What you will do: Reproduce the closing part of the entries exactly: the line with "Enumerate this screenshot's" and all lines after it, ending with the last line, and nothing else.

[Entries from a dataset of interfaces]
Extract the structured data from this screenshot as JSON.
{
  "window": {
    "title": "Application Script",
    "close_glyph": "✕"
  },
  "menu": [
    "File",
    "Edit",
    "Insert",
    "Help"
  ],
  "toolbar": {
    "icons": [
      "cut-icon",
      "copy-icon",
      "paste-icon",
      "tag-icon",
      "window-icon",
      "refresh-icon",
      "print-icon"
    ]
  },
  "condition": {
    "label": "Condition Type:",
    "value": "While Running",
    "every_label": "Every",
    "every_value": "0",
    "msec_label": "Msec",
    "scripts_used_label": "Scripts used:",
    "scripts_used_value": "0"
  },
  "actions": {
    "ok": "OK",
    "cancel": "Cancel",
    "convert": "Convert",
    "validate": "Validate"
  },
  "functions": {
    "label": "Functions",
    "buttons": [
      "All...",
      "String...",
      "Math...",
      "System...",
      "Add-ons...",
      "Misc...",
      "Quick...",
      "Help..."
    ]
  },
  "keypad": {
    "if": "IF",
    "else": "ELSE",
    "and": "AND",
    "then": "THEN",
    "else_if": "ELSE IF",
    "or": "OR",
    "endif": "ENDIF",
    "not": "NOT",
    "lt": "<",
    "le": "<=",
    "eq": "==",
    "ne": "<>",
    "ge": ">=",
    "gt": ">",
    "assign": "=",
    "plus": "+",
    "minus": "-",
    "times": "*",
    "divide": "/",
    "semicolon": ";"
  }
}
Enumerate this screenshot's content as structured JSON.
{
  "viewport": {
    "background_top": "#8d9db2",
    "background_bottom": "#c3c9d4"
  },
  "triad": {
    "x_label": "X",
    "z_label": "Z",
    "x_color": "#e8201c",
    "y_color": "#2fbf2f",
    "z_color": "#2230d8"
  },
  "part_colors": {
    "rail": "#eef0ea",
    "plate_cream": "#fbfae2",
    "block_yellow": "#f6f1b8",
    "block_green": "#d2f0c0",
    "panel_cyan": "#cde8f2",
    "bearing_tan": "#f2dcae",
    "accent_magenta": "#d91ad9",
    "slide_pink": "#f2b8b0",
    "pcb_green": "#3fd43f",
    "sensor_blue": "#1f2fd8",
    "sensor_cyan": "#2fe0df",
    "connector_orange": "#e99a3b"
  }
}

Result of the task:
Enumerate this screenshot's content as structured JSON.
{
  "viewport": {
    "background_top": "#8d9db2",
    "background_bottom": "#c3c9d4"
  },
  "triad": {
    "x_label": "X",
    "z_label": "Z",
    "x_color": "#e8201c",
    "y_color": "#2fbf2f",
    "z_color": "#2230d8"
  },
  "part_colors": {
    "rail": "#eef0ea",
    "plate_cream": "#fbfae2",
    "block_yellow": "#f6f1b8",
    "block_green": "#d2f0c0",
    "panel_cyan": "#cde8f2",
    "bearing_tan": "#f2dcae",
    "accent_magenta": "#d91ad9",
    "slide_pink": "#f2b8b0",
    "pcb_green": "#3fd43f",
    "sensor_blue": "#1f2fd8",
    "sensor_cyan": "#2fe0df",
    "connector_orange": "#e99a3b"
  }
}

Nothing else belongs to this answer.